In the entries below, every line with the string "ngonb" is to be reported.

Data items
☆ ☆ ☆ ☆ ☆
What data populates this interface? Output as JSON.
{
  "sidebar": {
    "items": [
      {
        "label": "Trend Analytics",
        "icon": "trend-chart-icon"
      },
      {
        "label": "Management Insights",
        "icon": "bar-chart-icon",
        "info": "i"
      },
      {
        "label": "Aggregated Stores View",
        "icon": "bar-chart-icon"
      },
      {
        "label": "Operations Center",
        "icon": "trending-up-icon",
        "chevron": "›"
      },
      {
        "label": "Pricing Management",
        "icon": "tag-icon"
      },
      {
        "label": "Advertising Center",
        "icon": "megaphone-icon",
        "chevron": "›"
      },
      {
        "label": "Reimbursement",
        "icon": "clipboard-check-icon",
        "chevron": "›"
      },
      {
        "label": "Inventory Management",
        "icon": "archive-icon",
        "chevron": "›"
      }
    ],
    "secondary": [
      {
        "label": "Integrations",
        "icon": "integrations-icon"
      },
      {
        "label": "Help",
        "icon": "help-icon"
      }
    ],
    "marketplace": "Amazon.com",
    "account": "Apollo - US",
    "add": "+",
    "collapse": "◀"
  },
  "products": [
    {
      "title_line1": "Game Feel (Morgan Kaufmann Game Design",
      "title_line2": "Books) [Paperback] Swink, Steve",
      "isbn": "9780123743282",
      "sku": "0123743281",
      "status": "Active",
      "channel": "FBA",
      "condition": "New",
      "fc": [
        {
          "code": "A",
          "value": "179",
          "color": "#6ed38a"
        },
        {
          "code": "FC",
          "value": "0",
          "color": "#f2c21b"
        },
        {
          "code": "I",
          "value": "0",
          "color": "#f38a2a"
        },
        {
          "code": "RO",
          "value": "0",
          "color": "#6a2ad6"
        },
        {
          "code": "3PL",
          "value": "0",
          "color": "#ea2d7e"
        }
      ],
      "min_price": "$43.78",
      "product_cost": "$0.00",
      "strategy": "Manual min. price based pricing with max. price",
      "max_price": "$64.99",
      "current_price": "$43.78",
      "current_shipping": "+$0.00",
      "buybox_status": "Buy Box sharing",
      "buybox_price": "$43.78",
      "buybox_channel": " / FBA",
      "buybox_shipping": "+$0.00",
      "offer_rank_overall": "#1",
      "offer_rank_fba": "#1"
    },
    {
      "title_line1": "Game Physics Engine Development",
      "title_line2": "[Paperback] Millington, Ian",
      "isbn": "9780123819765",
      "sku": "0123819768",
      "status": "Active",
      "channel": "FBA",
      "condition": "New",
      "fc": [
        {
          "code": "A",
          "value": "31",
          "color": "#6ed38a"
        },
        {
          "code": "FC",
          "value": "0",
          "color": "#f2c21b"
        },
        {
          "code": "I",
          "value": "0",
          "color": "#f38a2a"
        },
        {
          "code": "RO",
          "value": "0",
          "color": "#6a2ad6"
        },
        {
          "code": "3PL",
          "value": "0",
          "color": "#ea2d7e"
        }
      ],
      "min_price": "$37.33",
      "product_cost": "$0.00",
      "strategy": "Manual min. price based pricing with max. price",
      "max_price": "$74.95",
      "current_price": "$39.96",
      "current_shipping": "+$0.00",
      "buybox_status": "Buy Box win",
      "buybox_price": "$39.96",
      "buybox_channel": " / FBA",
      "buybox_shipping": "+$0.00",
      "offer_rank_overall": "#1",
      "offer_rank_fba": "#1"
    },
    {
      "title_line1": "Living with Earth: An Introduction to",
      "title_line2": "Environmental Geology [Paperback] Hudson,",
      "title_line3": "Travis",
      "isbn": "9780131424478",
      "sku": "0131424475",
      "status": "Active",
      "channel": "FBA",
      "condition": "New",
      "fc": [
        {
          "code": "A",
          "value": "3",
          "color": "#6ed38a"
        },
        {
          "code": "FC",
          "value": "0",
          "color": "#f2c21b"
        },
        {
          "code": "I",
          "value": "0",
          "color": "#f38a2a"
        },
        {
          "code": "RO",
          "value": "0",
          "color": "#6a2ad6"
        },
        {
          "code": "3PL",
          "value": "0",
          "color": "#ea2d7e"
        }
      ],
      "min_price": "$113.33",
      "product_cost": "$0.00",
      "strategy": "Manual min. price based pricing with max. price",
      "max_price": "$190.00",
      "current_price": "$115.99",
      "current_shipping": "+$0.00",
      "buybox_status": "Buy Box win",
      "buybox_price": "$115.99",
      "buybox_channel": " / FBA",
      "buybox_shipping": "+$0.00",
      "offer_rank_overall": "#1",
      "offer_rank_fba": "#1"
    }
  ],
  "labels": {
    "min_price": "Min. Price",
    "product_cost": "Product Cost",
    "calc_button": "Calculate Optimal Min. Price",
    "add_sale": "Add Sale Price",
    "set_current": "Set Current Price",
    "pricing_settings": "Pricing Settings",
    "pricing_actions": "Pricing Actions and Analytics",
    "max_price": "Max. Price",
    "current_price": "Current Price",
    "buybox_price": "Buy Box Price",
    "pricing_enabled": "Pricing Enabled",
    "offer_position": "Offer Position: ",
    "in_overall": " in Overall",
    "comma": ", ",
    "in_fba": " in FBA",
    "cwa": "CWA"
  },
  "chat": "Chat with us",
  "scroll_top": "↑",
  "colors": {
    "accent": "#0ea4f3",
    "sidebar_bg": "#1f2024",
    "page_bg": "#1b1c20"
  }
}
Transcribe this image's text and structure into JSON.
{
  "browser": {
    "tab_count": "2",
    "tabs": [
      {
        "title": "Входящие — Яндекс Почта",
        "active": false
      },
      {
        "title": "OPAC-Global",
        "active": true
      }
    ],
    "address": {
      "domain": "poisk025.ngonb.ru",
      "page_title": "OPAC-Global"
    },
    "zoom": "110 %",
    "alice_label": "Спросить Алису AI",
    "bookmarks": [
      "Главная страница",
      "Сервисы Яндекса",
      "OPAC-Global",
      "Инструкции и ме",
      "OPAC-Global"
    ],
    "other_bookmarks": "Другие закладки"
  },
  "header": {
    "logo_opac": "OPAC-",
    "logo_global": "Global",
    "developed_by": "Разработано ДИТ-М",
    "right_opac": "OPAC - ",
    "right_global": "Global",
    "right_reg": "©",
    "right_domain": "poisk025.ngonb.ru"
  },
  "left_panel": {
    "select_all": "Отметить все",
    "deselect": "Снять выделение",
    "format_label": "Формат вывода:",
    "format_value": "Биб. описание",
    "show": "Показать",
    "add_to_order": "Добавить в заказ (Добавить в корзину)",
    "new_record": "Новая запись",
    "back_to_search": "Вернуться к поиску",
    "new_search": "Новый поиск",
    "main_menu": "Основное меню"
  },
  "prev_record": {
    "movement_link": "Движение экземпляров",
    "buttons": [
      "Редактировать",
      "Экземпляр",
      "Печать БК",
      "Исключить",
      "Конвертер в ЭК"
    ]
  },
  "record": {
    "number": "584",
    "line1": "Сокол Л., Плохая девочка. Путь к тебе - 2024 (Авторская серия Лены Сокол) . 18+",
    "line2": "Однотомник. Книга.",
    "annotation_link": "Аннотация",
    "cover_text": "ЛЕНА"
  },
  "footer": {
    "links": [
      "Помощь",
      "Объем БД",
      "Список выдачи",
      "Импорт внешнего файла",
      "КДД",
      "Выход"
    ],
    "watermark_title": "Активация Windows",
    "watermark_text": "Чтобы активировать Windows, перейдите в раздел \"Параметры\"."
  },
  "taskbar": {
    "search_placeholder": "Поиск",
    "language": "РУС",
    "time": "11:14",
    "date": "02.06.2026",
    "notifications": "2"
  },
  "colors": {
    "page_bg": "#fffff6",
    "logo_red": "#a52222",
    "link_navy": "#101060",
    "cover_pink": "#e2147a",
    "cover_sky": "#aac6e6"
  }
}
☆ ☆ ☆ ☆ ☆
*Exercise result*:
      "domain": "poisk025.ngonb.ru",
    "right_domain": "poisk025.ngonb.ru"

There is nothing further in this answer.